Tuesday, March 16, 2010

One bike, two bikes, three bikes, four...


I've tried out so many bikes lately, I feel like a 2 cent whore. LOL....not really but I have tried a lot of bikes out. Here is the runaround of what I have found.

I have already told you about my adventures at the Trek store here in Pittsburgh. But there are a other bike stores in the area that I have visited.

*Side note* LBS = Local Bike Store ===> I learned that today reading bike blogs

First Stop: Pittsburgh Pro Bikes
Brands: Specialized, Cannondale, and Giant

Second Stop: Bike Tek
Brands: Jamis, Raleigh, and Felt

After about bike 3, I really couldn't feel the difference anymore. Apparently the difference between brands and models comes down to one small addition or subtraction of a component. Doesn't really help me out much tho. I was still able to narrow my choices down to two. And the nominees are....
  1. Specialized Sirrus Sport: This bike is pretty light and very nice looking. I love the style of the bike. I must admit that trigger shifters took a little getting used to. The bike is pretty quick and by the time I figured out how to change gears, I was already at the end of the block. A highlight of this bike is its partially carbon fork. Carbon fiber is a lighter material than aluminum and steel. This bike was so light i could pick it up to shoulder height with one hand. :-)
  2. Giant Seek 2: Giant seems to be a company not into flashiness; therefore, the bikes tend to look like it was stolen and stripped of all it's markings. Nevertheless, this bike is AWESOME. It has hydraulic disc brakes, which I have learned are essential for all-weather riding. Aside from that the bikes is 27 speed and a pretty nice deal. Giant is the only company that offers disc brakes at this price point.

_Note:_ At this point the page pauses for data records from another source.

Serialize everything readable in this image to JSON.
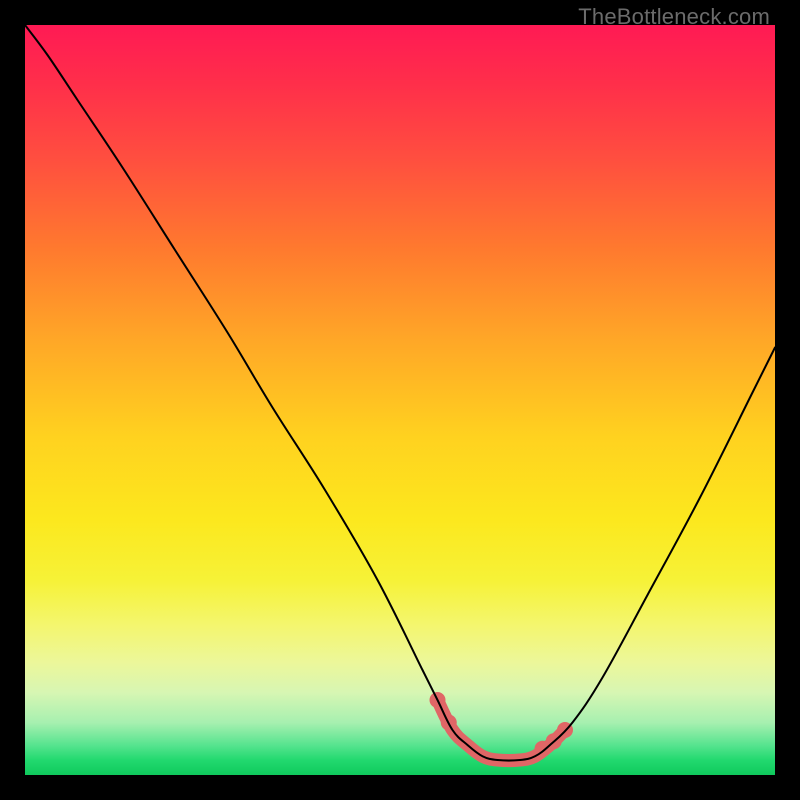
{
  "watermark": "TheBottleneck.com",
  "colors": {
    "background": "#000000",
    "curve": "#000000",
    "highlight": "#e06666",
    "gradient_top": "#ff1a54",
    "gradient_bottom": "#0fc95c"
  },
  "chart_data": {
    "type": "line",
    "title": "",
    "xlabel": "",
    "ylabel": "",
    "xlim": [
      0,
      100
    ],
    "ylim": [
      0,
      100
    ],
    "grid": false,
    "note": "Bottleneck-style V curve; y≈0 (green) is optimal, y→100 (red) is worst. Values estimated from pixel positions.",
    "series": [
      {
        "name": "main-curve",
        "x": [
          0,
          3,
          7,
          13,
          20,
          27,
          33,
          40,
          47,
          53,
          55,
          57,
          59,
          61,
          63,
          66,
          68,
          70,
          73,
          77,
          83,
          90,
          97,
          100
        ],
        "y": [
          100,
          96,
          90,
          81,
          70,
          59,
          49,
          38,
          26,
          14,
          10,
          6,
          4,
          2.5,
          2,
          2,
          2.5,
          4,
          7,
          13,
          24,
          37,
          51,
          57
        ]
      },
      {
        "name": "highlight-segment",
        "x": [
          55,
          57,
          59,
          61,
          63,
          66,
          68,
          70,
          72
        ],
        "y": [
          10,
          6,
          4,
          2.5,
          2,
          2,
          2.5,
          4,
          6
        ]
      }
    ],
    "highlight_markers": [
      {
        "x": 55,
        "y": 10
      },
      {
        "x": 56.5,
        "y": 7
      },
      {
        "x": 69,
        "y": 3.5
      },
      {
        "x": 70.5,
        "y": 4.5
      },
      {
        "x": 72,
        "y": 6
      }
    ]
  }
}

*Side Fact* - G. Joannou Cycle, the company that produces Jamis Bikes, has a woman President/CEO. Her name is Carine Joannou and took over the company from her father in 1981. GIRL POWER!!!

What do you think about the two bikes I have selected?

Monday, March 15, 2010

First "Real Bike" Experience

Last summer, a labmate of mine motivated me to begin taking bike rides around Pittsburgh. I for the first time would use my bike to commute to school and back as well as take advantage of the many bike trails Pittsburgh has to offer. Being the somewhat responsible person I am (and knowing that my abilities to commit to anything besides my boyfriend is limited), I opted for a relatively inexpensive bike (okay it was cheap). So I went to Target and bought a Schwinn bike that was on sale for <$100. This was my first bike in about 10 years. Here is a picture of me and my not-so-awesome bike last summer.

I had a lot of fun on my Target bike, but am now ready to move on to bigger and better things. A "REAL" bike. What constitutes a "REAL" bike in my opinion is as follows:
  • Cannot be bought at Target, Walmart, Costco, etc.
  • Costs more than $400
  • Knowing what a shifter, crank set, and the difference between pull and disc brakes become important
  • You "test drive" them
  • You need to be fitted
  • May or may not require special shoes
  • You have to ask for a water bottle cage and a kick stand to be included
My boyfriend is an avid bike enthusiast (like really BIG) and really knows bikes. Naturally, I turn to him for advice and begin shopping around. Being the novice I am, I turn to the obvious choice for "REAL" bikes....Trek. I decide to go to the Trek store in Pittsburgh and had my first ever test drive of what I consider a "REAL" bike.

The difference in the efficency of each pedal and the overall feel of the bike was almost breathtaking (seriously). I rode the
  • Trek 7.3
  • Trek Valencia
  • Trek Soho
All had amazingly smooth rides and were very impressive. Also, these bikes were about 10 lbs lighter than my current bike and have rather "skinny" tires, more similar to a road bike. I was told that the commuter/urban/city style bike is good for people who will commute to work and would also like a little versatility.

My goal is to find a bike that can comfortably get me to campus every day as well as take me through the streets and trails of Pittsburgh. I have realized that I will be paying upwards of $650 for one of these bikes - an amount of money that I cannot spend lightly. Therefore I will get as much information and ride as many bikes as needed to find the one that is right for me.

The search begins...